- In a mixer, beat the eggs on high speed for 30 seconds or until foamy.
- Gradually add sugar and continue to beat for 2 minutes until eggs are light and fluffy.
- Reduce mixer to low speed and gradually beat in the cooled chocolate mixture.
- Using a wooden spoon, stir in the flour and nuts. Do not over beat the mixture.
- Pour the batter into prepared pan and spread evenly.
- Bake for 28 to 30 minutes or until the cookies are set around the edges. They will remain moist in the centre.
- Cool the cookies in the pan on a wire rack for 30 minutes.
- Cover the pan tightly with two sheets of aluminum foil and refrigerate overnight.
- Remove the top foils and run a sharp knife around the edge of the brownies.
- Lift the brownies out of the pan, by the foil that is underneath the brownies, inverting onto a large plate. Peel off the foil and invert again onto a smooth
- Cut in squares and serve at room temperature. If refrigerated or frozen (if frozen defrost on counter or in refrigerator) but bring to room temperature before serving. They taste better at room temperature.
All recipes are from Simply Irresistible: Easy, Elegant, Fearless, Fussless Cooking by Sheilah Kaufman.
The recipes are from Simply Irresistible: Easy, Elegant, Fearless, Fussless Cooking by Sheilah Kaufman.
Header image design by Orly Zebak. Recipe cards designed by Clarrie Feinstein and Orly Zebak.
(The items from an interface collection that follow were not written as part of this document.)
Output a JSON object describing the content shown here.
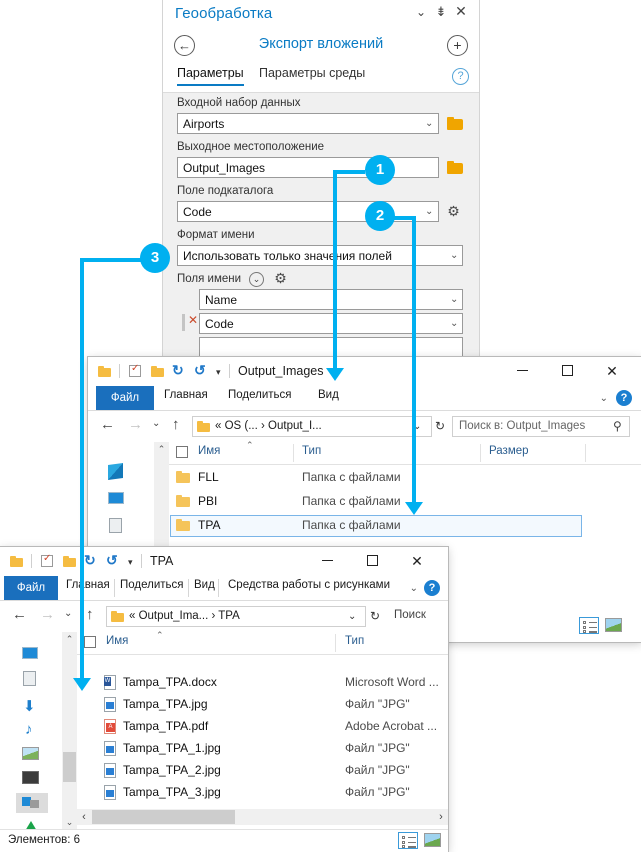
{
  "panel": {
    "title": "Геообработка",
    "tool_title": "Экспорт вложений",
    "tabs": [
      {
        "label": "Параметры",
        "active": true
      },
      {
        "label": "Параметры среды",
        "active": false
      }
    ],
    "icons": {
      "chevron": "chevron-down-icon",
      "pin": "pin-icon",
      "close": "close-icon",
      "back": "back-icon",
      "add": "add-icon",
      "help": "help-icon"
    },
    "fields": [
      {
        "label": "Входной набор данных",
        "value": "Airports",
        "has_dropdown": true,
        "has_browse": true
      },
      {
        "label": "Выходное местоположение",
        "value": "Output_Images",
        "has_dropdown": false,
        "has_browse": true
      },
      {
        "label": "Поле подкаталога",
        "value": "Code",
        "has_dropdown": true,
        "has_gear": true
      },
      {
        "label": "Формат имени",
        "value": "Использовать только значения полей",
        "has_dropdown": true
      }
    ],
    "name_fields": {
      "label": "Поля имени",
      "rows": [
        {
          "value": "Name",
          "removable": false
        },
        {
          "value": "Code",
          "removable": true
        },
        {
          "value": "",
          "removable": false
        }
      ]
    }
  },
  "window1": {
    "title": "Output_Images",
    "ribbon_tabs": [
      "Файл",
      "Главная",
      "Поделиться",
      "Вид"
    ],
    "address": "«  OS (...  ›  Output_I...",
    "search_placeholder": "Поиск в: Output_Images",
    "columns": [
      "Имя",
      "Тип",
      "Размер"
    ],
    "rows": [
      {
        "name": "FLL",
        "type": "Папка с файлами",
        "size": "",
        "icon": "folder-icon",
        "selected": false
      },
      {
        "name": "PBI",
        "type": "Папка с файлами",
        "size": "",
        "icon": "folder-icon",
        "selected": false
      },
      {
        "name": "TPA",
        "type": "Папка с файлами",
        "size": "",
        "icon": "folder-icon",
        "selected": true
      }
    ],
    "window_buttons": {
      "minimize": "—",
      "maximize": "☐",
      "close": "✕"
    }
  },
  "window2": {
    "title": "TPA",
    "ribbon_tabs": [
      "Файл",
      "Главная",
      "Поделиться",
      "Вид"
    ],
    "contextual_tab": "Средства работы с рисунками",
    "address": "«  Output_Ima...  ›  TPA",
    "search_placeholder": "Поиск",
    "columns": [
      "Имя",
      "Тип"
    ],
    "rows": [
      {
        "name": "Tampa_TPA.docx",
        "type": "Microsoft Word ...",
        "icon": "word-file-icon"
      },
      {
        "name": "Tampa_TPA.jpg",
        "type": "Файл \"JPG\"",
        "icon": "jpg-file-icon"
      },
      {
        "name": "Tampa_TPA.pdf",
        "type": "Adobe Acrobat ...",
        "icon": "pdf-file-icon"
      },
      {
        "name": "Tampa_TPA_1.jpg",
        "type": "Файл \"JPG\"",
        "icon": "jpg-file-icon"
      },
      {
        "name": "Tampa_TPA_2.jpg",
        "type": "Файл \"JPG\"",
        "icon": "jpg-file-icon"
      },
      {
        "name": "Tampa_TPA_3.jpg",
        "type": "Файл \"JPG\"",
        "icon": "jpg-file-icon"
      }
    ],
    "status": "Элементов: 6",
    "window_buttons": {
      "minimize": "—",
      "maximize": "☐",
      "close": "✕"
    }
  },
  "callouts": [
    {
      "number": "1"
    },
    {
      "number": "2"
    },
    {
      "number": "3"
    }
  ],
  "colors": {
    "callout": "#00b0f0",
    "accent": "#0a7bc4",
    "file_tab": "#1a6fbd",
    "folder": "#f5c45a"
  }
}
As the award-winning author of 28 cookbooks, a cooking instructor (from Alaska to Hawaii and Maine to Mexico), culinary lecturer, and food editor for more than 48 years, Sheilah has shared her great passion of cooking with thousands of cooks across the nation.
Sheilah is popular lecturer and expert on Mediterranean cooking and on Jewish culinary traditions and history. She has been an invited guest speaker for The Library of Congress, Caje, Ort, Brandeis, Jewish Genealogy International, the National Book Festival, the Textile Museum, Epcot’s Food and Wine Festival, and the Smithsonian Institution. In addition, the Turkish Embassy, Jewish Federation, and diplomatic groups.